_RECORD EXTRACTS_:
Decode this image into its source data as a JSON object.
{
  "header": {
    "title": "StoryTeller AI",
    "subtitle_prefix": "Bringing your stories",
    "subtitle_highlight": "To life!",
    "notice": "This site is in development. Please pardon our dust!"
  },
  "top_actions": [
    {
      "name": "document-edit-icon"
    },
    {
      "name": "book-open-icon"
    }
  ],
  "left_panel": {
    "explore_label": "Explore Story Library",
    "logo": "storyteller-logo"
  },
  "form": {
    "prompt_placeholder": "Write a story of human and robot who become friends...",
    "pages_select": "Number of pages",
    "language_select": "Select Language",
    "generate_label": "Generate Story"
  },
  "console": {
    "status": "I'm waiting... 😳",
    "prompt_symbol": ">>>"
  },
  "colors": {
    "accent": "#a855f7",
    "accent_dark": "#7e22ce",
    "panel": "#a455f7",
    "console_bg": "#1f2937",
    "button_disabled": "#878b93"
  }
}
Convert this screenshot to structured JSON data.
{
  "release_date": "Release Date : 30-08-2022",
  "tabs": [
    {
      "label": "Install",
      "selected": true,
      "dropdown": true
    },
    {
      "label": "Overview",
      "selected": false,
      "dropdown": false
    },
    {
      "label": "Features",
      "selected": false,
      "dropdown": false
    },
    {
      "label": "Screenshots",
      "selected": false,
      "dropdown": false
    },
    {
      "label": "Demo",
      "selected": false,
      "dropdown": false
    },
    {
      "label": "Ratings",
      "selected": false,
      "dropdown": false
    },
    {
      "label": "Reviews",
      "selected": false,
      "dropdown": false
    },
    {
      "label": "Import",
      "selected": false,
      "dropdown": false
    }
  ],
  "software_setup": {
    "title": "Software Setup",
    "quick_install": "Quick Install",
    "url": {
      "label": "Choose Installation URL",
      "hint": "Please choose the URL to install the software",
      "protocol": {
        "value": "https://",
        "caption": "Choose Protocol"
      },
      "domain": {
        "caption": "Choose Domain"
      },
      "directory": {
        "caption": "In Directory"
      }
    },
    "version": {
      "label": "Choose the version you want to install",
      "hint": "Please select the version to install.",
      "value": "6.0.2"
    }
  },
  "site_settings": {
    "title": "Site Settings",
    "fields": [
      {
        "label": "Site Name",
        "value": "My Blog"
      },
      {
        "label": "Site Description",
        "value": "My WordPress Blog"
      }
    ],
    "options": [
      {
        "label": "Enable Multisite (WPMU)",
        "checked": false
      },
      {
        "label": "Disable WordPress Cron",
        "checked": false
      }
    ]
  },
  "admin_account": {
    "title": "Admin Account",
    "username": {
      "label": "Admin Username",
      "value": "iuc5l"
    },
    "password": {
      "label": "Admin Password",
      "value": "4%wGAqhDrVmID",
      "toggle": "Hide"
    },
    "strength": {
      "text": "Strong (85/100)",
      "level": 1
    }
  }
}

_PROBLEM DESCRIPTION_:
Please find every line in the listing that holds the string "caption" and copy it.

_EXERCISE ANSWER_:
        "caption": "Choose Protocol"
        "caption": "Choose Domain"
        "caption": "In Directory"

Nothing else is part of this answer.